(Stored dataset items)

- Opening Delimiter -

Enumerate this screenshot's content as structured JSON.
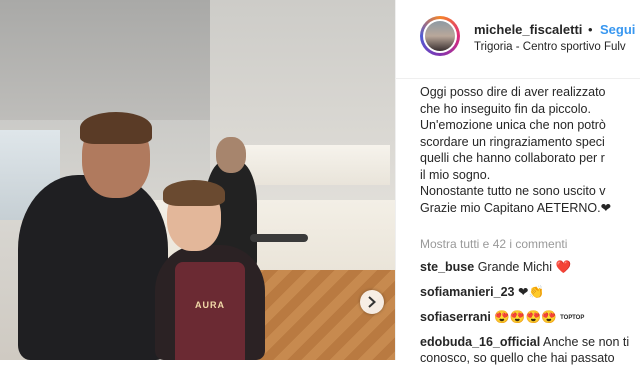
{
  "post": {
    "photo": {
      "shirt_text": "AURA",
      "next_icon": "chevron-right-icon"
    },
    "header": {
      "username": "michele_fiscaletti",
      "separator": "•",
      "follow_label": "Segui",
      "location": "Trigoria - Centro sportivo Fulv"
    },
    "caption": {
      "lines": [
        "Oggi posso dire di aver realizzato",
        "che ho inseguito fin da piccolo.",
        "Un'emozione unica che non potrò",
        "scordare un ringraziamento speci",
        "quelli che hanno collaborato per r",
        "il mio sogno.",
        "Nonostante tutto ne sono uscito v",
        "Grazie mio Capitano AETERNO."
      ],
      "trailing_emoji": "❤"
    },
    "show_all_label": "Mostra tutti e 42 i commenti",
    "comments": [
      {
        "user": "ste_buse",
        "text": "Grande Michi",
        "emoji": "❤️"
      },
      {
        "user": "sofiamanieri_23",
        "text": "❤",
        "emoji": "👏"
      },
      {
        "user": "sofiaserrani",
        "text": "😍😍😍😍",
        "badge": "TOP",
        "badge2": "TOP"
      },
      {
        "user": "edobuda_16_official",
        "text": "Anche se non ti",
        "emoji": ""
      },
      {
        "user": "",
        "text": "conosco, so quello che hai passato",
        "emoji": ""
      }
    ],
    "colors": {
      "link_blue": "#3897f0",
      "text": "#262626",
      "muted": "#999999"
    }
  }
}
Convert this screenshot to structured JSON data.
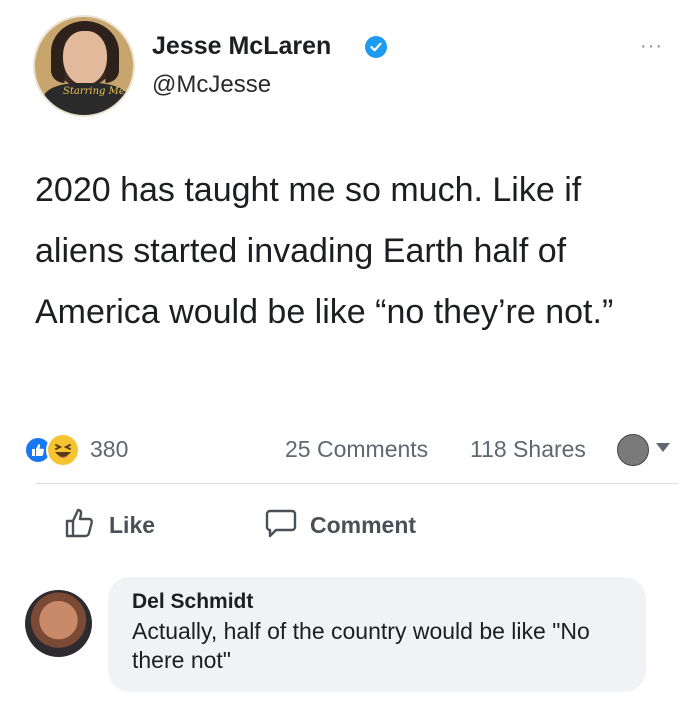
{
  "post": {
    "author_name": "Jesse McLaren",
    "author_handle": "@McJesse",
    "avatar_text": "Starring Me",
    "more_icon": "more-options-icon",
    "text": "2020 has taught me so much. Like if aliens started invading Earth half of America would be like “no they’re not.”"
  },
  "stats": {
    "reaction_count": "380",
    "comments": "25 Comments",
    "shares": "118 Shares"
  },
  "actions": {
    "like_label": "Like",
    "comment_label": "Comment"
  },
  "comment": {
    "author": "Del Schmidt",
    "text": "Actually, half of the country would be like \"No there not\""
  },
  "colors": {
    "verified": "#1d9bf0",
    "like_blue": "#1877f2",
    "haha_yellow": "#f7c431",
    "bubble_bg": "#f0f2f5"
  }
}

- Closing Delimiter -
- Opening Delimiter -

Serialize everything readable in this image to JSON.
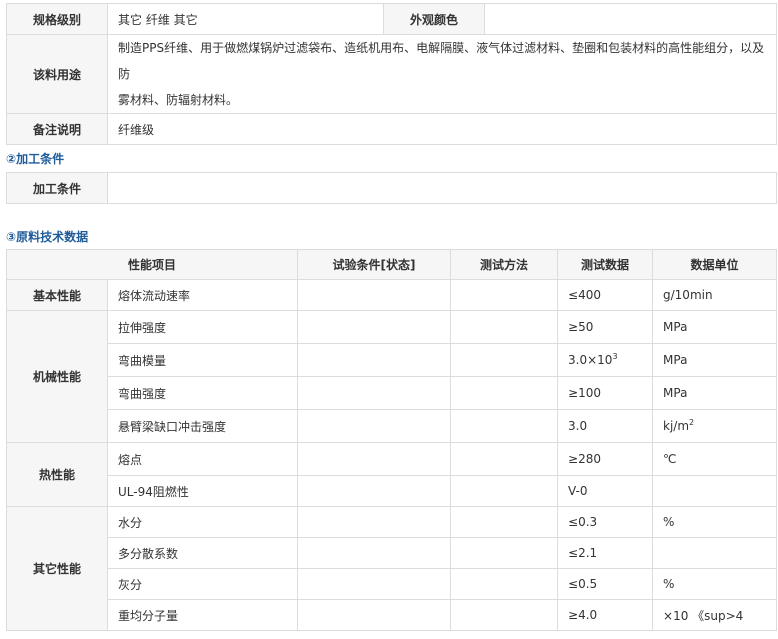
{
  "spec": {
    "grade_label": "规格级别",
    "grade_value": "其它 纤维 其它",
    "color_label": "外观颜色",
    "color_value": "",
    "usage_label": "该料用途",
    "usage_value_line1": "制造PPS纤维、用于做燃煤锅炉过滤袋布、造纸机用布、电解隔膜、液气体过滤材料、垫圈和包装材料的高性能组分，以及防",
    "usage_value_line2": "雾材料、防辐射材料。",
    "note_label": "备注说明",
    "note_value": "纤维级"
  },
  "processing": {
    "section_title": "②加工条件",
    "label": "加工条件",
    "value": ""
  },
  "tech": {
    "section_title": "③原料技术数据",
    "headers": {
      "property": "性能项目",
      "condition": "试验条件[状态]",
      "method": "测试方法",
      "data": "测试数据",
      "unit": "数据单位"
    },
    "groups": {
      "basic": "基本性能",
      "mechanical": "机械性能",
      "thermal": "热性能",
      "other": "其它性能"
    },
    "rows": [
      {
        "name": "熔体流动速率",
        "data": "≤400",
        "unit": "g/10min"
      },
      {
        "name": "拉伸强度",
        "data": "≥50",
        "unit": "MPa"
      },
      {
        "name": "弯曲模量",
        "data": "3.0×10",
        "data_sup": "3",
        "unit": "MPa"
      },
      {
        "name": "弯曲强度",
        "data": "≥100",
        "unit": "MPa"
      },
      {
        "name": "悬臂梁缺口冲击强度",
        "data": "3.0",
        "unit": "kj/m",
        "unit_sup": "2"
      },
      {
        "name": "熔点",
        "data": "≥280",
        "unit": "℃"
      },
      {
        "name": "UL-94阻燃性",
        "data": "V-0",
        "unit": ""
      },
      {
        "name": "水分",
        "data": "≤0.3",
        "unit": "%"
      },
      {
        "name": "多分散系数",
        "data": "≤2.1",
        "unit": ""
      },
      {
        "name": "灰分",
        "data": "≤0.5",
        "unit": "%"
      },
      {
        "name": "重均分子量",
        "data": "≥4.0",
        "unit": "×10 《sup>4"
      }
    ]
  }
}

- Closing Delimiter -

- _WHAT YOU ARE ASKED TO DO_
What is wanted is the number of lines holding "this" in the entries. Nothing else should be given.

- _OUTPUT_
3